Dr. Maiga describes CORAF’s approach to gender mainstreaming as systemic, with many different activities across the life of a project. Throughout this process, she recommends that project teams learn and incorporate the perspectives of the people a technology is designed for. “They know more what they are looking for, and then maybe they will tell you how you can develop the technology addressing their needs,” she says. As an example of the importance of this approach, Dr. Maiga tells Food Tank about a peeler developed in Ghana to significantly reduce the amount of time it takes to peel cassava. Côte d’Ivoire adopted this cassava peeler through the West Africa Agricultural Productivity Program (WAAPP). But Dr. Maiga learned that women in Côte d’Ivoire were rejecting it because “they used to sell cassava waste for animal feeding.” She explains that because this peeler left the women with less waste—something they were actually using—the technology was not as efficient for them.
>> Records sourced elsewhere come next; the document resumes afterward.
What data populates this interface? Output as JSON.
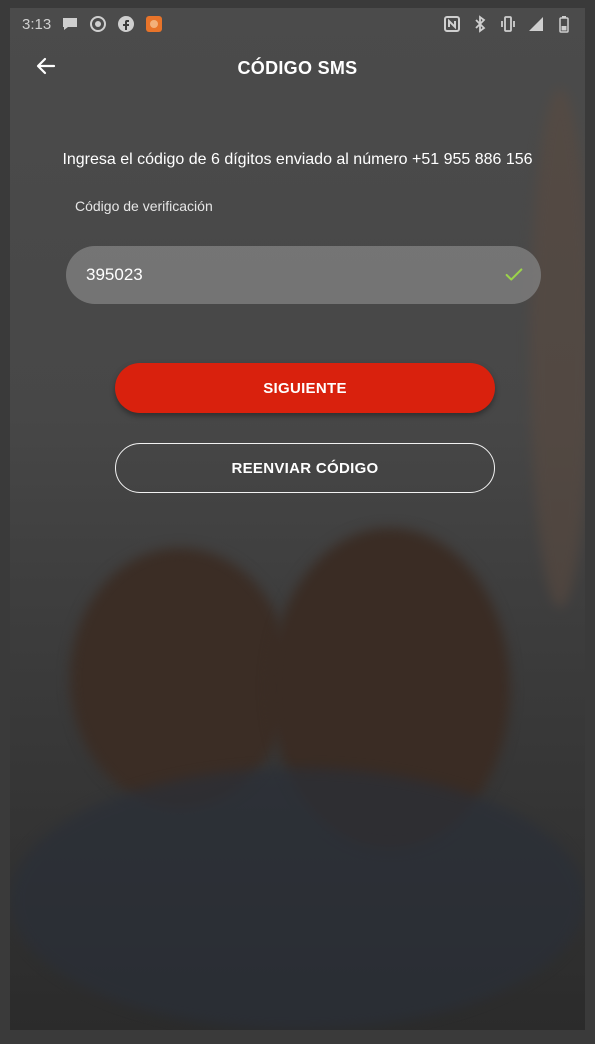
{
  "status_bar": {
    "time": "3:13",
    "left_icons": [
      "chat-bubble-icon",
      "whatsapp-icon",
      "facebook-icon",
      "app-notification-icon"
    ],
    "right_icons": [
      "nfc-icon",
      "bluetooth-icon",
      "vibrate-icon",
      "signal-icon",
      "battery-icon"
    ]
  },
  "header": {
    "back_icon": "arrow-left-icon",
    "title": "CÓDIGO SMS"
  },
  "main": {
    "instructions": "Ingresa el código de 6 dígitos enviado al número +51 955 886 156",
    "code_field": {
      "label": "Código de verificación",
      "value": "395023",
      "valid_icon": "check-icon"
    },
    "next_button": "SIGUIENTE",
    "resend_button": "REENVIAR CÓDIGO"
  },
  "colors": {
    "primary": "#d9210d",
    "check": "#9bd34a",
    "overlay": "#3a3a3a"
  }
}
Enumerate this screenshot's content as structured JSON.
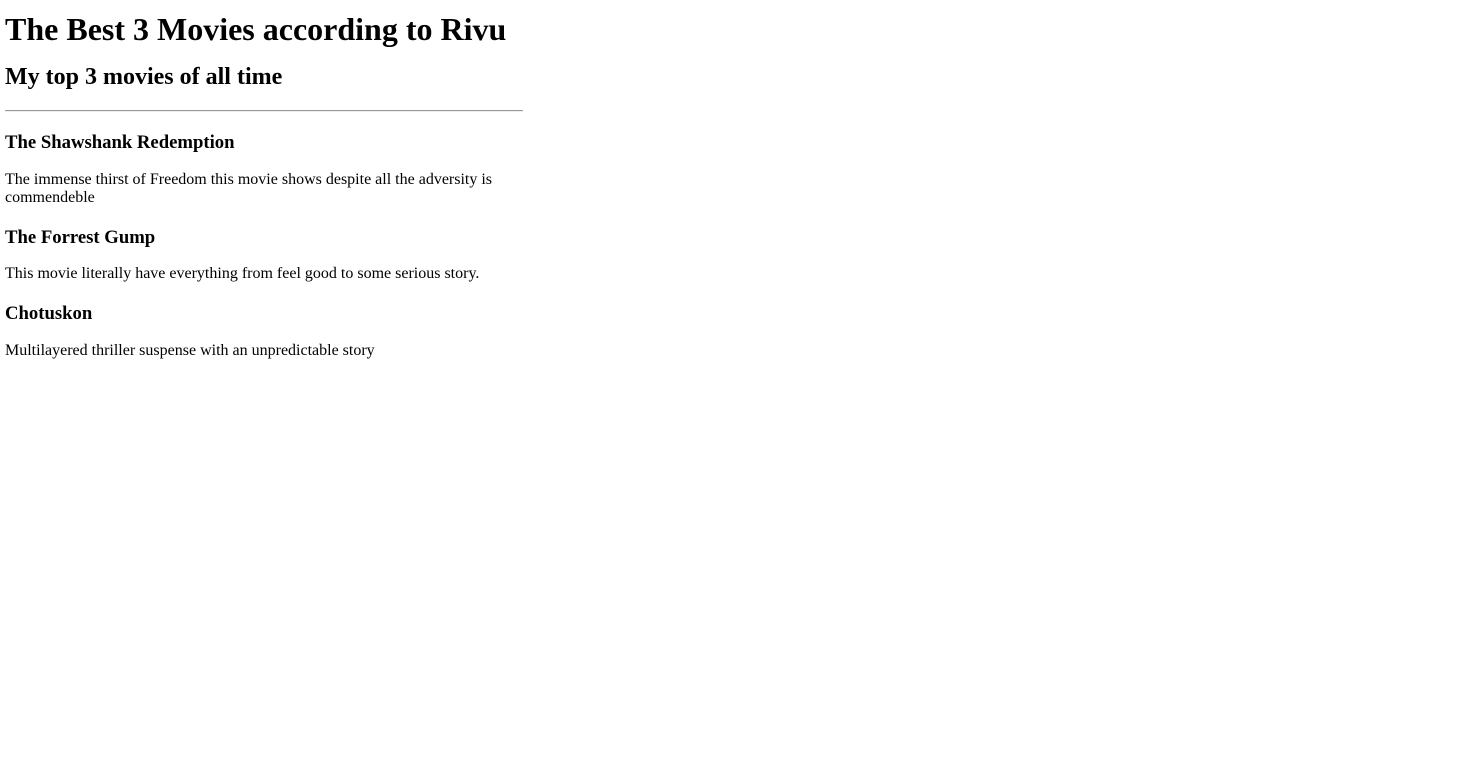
{
  "page": {
    "title": "The Best 3 Movies according to Rivu",
    "subtitle": "My top 3 movies of all time"
  },
  "movies": [
    {
      "name": "The Shawshank Redemption",
      "description": "The immense thirst of Freedom this movie shows despite all the adversity is commendeble"
    },
    {
      "name": "The Forrest Gump",
      "description": "This movie literally have everything from feel good to some serious story."
    },
    {
      "name": "Chotuskon",
      "description": "Multilayered thriller suspense with an unpredictable story"
    }
  ]
}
Dr. Maiga helps identify these issues during field visits by speaking with farmers and producers about how well technologies are working for them. During these visits, the farmers and producers can give feedback on problems they are experiencing and potential improvements. “The beneficiaries have opportunities to tell about the technology,” she explains, “and then we make sure that we do everything to address the weaknesses of the technologies.” These visits also help Dr. Maiga learn about successes. For example, she talks about going on a field visit to Togo, where women told her that a rice parboiling technology was helping them make money. “Many countries have transferred the technology, either from Benin or from Guinea,” she says. “It has been a very nice technology disseminated among women.”
(Danielle Nierenberg is President of Food Tank and an expert on sustainable agriculture and food issues. She has written extensively on gender and population, the spread of factory farming in the developing world and innovations in sustainable agriculture.)
From Danielle Nierenberg